And I think one of the things about these women is that none of them had ever been in the military, and maybe that's driving some of this too, regardless of the fact that they're women.
LYDEN: Let me just say once again this is TELL ME MORE from NPR News, and we're in the midst of this program's weekly political chat with Mary Kate Cary, columnist and blogger for U.S. News and World Report, and with Cynthia Tucker, columnist and blogger for the Atlanta Journal Constitution.
I really don't want to get out of this chat without taking about these numbers coming out the census this week. And there's some really fascinating things happening even right here in Washington D.C., Cynthia. You've now been here a while from the south, tell us about the population of African-Americans is shrinking in the city.
Ms. TUCKER: Well, the demographic news coming out of the census is absolutely fascinating on several counts. And it has shown among other things that center cities in many places are gaining members of the white middle class. And this is the reverse of what happened from the late '60s through the '90s.

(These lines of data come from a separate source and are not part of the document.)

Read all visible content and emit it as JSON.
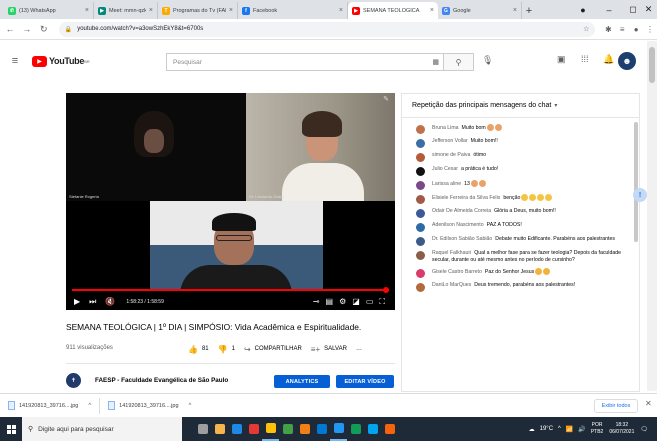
{
  "browser": {
    "tabs": [
      {
        "title": "(13) WhatsApp",
        "color": "#25d366",
        "glyph": "✆",
        "active": false,
        "width": 90
      },
      {
        "title": "Meet: mmn-qzkv",
        "color": "#00897b",
        "glyph": "▶",
        "active": false,
        "width": 64
      },
      {
        "title": "Programas do Tv (FAE",
        "color": "#f9ab00",
        "glyph": "T",
        "active": false,
        "width": 80
      },
      {
        "title": "Facebook",
        "color": "#1877f2",
        "glyph": "f",
        "active": false,
        "width": 110
      },
      {
        "title": "SEMANA TEOLÓGICA",
        "color": "#ff0000",
        "glyph": "▶",
        "active": true,
        "width": 90
      },
      {
        "title": "Google",
        "color": "#4285f4",
        "glyph": "G",
        "active": false,
        "width": 84
      }
    ],
    "url": "youtube.com/watch?v=a3owSzhEkY8&t=6700s"
  },
  "youtube": {
    "logo_text": "YouTube",
    "logo_country": "BR",
    "search_placeholder": "Pesquisar"
  },
  "video": {
    "time_label": "1:58:23 / 1:58:59",
    "progress_fraction": 0.99,
    "participant_names": [
      "Stefanie Rogeria",
      "Dr. Leonardo Gaida",
      ""
    ],
    "title": "SEMANA TEOLÓGICA | 1º DIA | SIMPÓSIO: Vida Acadêmica e Espiritualidade.",
    "views": "911 visualizações",
    "likes": "81",
    "dislikes": "1",
    "share_label": "COMPARTILHAR",
    "save_label": "SALVAR",
    "more_label": "…",
    "channel_name": "FAESP - Faculdade Evangélica de São Paulo",
    "analytics_label": "ANALYTICS",
    "edit_label": "EDITAR VÍDEO"
  },
  "chat": {
    "header": "Repetição das principais mensagens do chat",
    "messages": [
      {
        "author": "Bruna Lima",
        "text": "Muito bom",
        "color": "#c0704b",
        "emoji": "hand",
        "emoji_count": 2
      },
      {
        "author": "Jefferson Vollar",
        "text": "Muito bom!!",
        "color": "#3b6ea5",
        "emoji": "",
        "emoji_count": 0
      },
      {
        "author": "simone de Paiva",
        "text": "ótimo",
        "color": "#b55a3a",
        "emoji": "",
        "emoji_count": 0
      },
      {
        "author": "Julio Cesar",
        "text": "a prática é tudo!",
        "color": "#111111",
        "emoji": "",
        "emoji_count": 0
      },
      {
        "author": "Larissa aline",
        "text": "13",
        "color": "#7a4a86",
        "emoji": "hand",
        "emoji_count": 2
      },
      {
        "author": "Elisiele Ferreira da Silva Felix",
        "text": "benção",
        "color": "#a05b48",
        "emoji": "hands",
        "emoji_count": 4
      },
      {
        "author": "Odair De Almeida Correia",
        "text": "Glória a Deus, muito bom!!",
        "color": "#3c5a9a",
        "emoji": "",
        "emoji_count": 0
      },
      {
        "author": "Adenilson Nascimento",
        "text": "PAZ A TODOS!",
        "color": "#2d6aa7",
        "emoji": "",
        "emoji_count": 0
      },
      {
        "author": "Dr. Edilson Sabião Sabião",
        "text": "Debate muito Edificante. Parabéns aos palestrantes",
        "color": "#3b5b8a",
        "emoji": "",
        "emoji_count": 0
      },
      {
        "author": "Raquel Falkhauri",
        "text": "Qual a melhor fase para se fazer teologia? Depois da faculdade secular, durante ou até mesmo antes no período de cursinho?",
        "color": "#8b5e4a",
        "emoji": "",
        "emoji_count": 0
      },
      {
        "author": "Gisele Castro Barreto",
        "text": "Paz do Senhor Jesus",
        "color": "#d93b6a",
        "emoji": "pray",
        "emoji_count": 2
      },
      {
        "author": "DaniLo MarQues",
        "text": "Deus tremendo, parabéns aos palestrantes!",
        "color": "#b26a3d",
        "emoji": "",
        "emoji_count": 0
      }
    ]
  },
  "downloads": {
    "items": [
      "141920813_39716....jpg",
      "141920813_39716....jpg"
    ],
    "show_all": "Exibir todos",
    "close": "✕"
  },
  "taskbar": {
    "search_placeholder": "Digite aqui para pesquisar",
    "weather": "19°C",
    "lang_top": "POR",
    "lang_bottom": "PTB2",
    "time": "18:32",
    "date": "06/07/2021",
    "apps": [
      "#9e9e9e",
      "#f6b44f",
      "#1e88e5",
      "#e53935",
      "#ffc107",
      "#43a047",
      "#f57f17",
      "#0078d4",
      "#2196f3",
      "#0f9d58",
      "#00a4ef",
      "#f7630c"
    ]
  }
}
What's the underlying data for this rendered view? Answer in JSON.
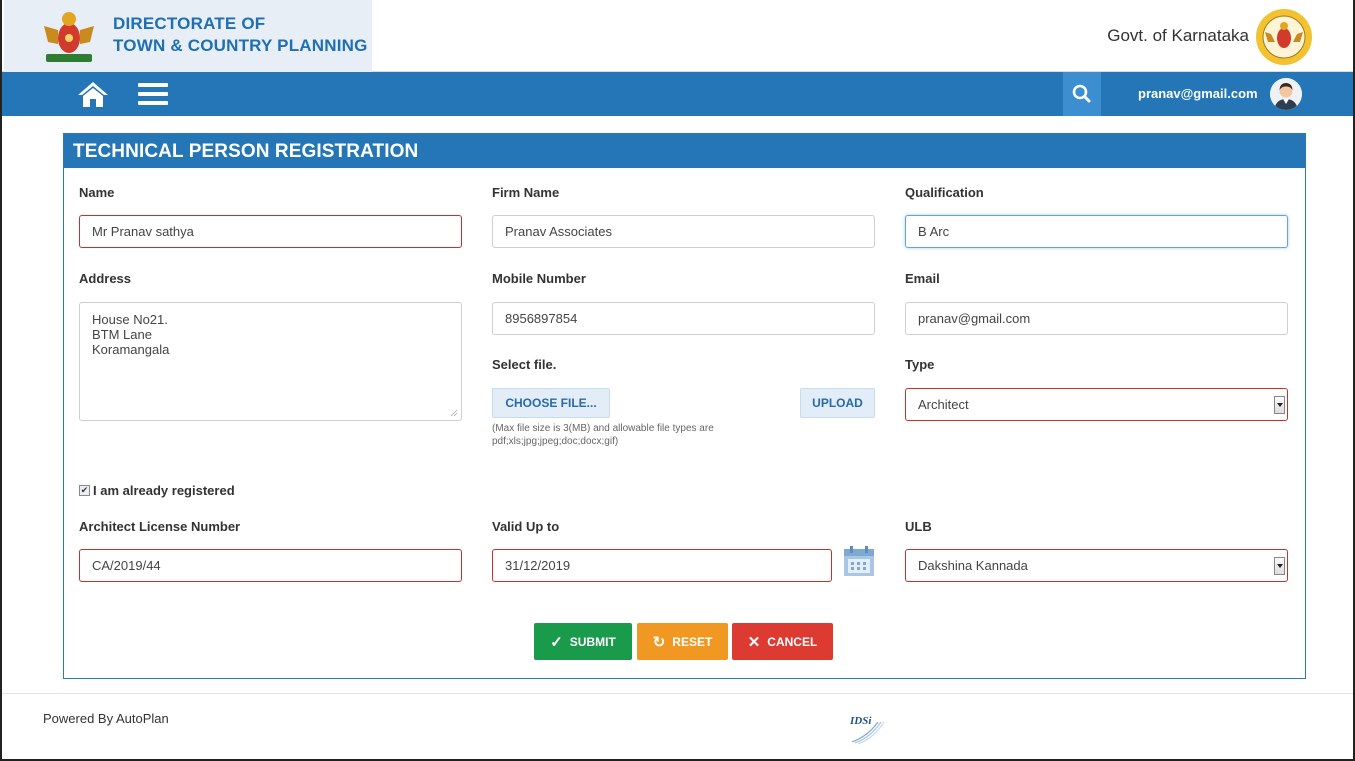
{
  "header": {
    "org_line1": "DIRECTORATE OF",
    "org_line2": "TOWN & COUNTRY PLANNING",
    "govt": "Govt. of Karnataka"
  },
  "navbar": {
    "user_email": "pranav@gmail.com"
  },
  "form": {
    "title": "TECHNICAL PERSON REGISTRATION",
    "name_label": "Name",
    "name_value": "Mr Pranav sathya",
    "firm_label": "Firm Name",
    "firm_value": "Pranav Associates",
    "qual_label": "Qualification",
    "qual_value": "B Arc",
    "address_label": "Address",
    "address_lines": [
      "House No21.",
      "BTM Lane",
      "Koramangala"
    ],
    "mobile_label": "Mobile Number",
    "mobile_value": "8956897854",
    "email_label": "Email",
    "email_value": "pranav@gmail.com",
    "select_file_label": "Select file.",
    "choose_file": "CHOOSE FILE...",
    "upload": "UPLOAD",
    "file_hint_1": "(Max file size is 3(MB) and allowable file types are",
    "file_hint_2": "pdf;xls;jpg;jpeg;doc;docx;gif)",
    "type_label": "Type",
    "type_value": "Architect",
    "registered_label": "I am already registered",
    "registered_checked": true,
    "license_label": "Architect License Number",
    "license_value": "CA/2019/44",
    "valid_label": "Valid Up to",
    "valid_value": "31/12/2019",
    "ulb_label": "ULB",
    "ulb_value": "Dakshina Kannada"
  },
  "actions": {
    "submit": "SUBMIT",
    "reset": "RESET",
    "cancel": "CANCEL"
  },
  "footer": {
    "powered_by": "Powered By AutoPlan",
    "partner_logo_text": "IDSi"
  },
  "colors": {
    "primary": "#2476b7",
    "submit": "#1a9a4b",
    "reset": "#f19822",
    "cancel": "#dd3b32",
    "error_border": "#c9302c"
  },
  "icons": [
    "karnataka-emblem-icon",
    "govt-seal-icon",
    "home-icon",
    "menu-icon",
    "search-icon",
    "avatar-icon",
    "calendar-icon",
    "check-icon",
    "refresh-icon",
    "close-icon"
  ]
}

Washington D.C. and Atlanta, Georgia used to be overwhelmingly black cities, chocolate cities in popular culture terms, and now they have gained white residents - so many white residents in Washington that there is rough racial parity here. Atlanta not quite racial parity, but the black population is somewhere between 55 and 60 percent now, when it used to be closer to 70 percent. That is a huge change. And both these cities I predict will have white mayors in the next decade.
LYDEN: We're going to talk more about this later in the show, but of course the huge rise of Hispanic Americans. And, Mary Kate, just say something about Detroit losing 25 percent of its population.
Ms. CARY: Detroit, you know, the statistics I saw, somebody was moving out of Detroit one every 20 minutes over the last decade. That is just shocking to me. They lost 200,000 people since the last census, and it rivals New Orleans for having the most exodus. They've lost a congressional seat as opposed to say Atlanta, which I think is going to gain one for the Hispanics.
And I read a lot of commentary this week from inside Detroit, and their feeling is they've hit rock bottom, no place to go but up. They've got a new mayor, they've got a new governor, new leadership of the auto companies, and the Detroit Redwings are no longer the Detroit Dead Things. They've come back, the Tigers made it to the World Series.
LYDEN: We're going to wish them all luck.
Ms. CARY: The Motor City is coming back.
LYDEN: Absolutely. All right. Thanks so much. Mary Kate Cary is a columnist and blogger for U.S. News and World Report, and Cynthia Tucker is columnist and blogger for the Atlanta Journal Constitution. Thank you so much for joining me in Washington.
Ms. CARY: Thank you.
Ms. TUCKER: Thanks.
NPR transcripts are created on a rush deadline by a contractor for NPR, and accuracy and availability may vary. This text may not be in its final form and may be updated or revised in the future. Please be aware that the authoritative record of NPR's programming is the audio.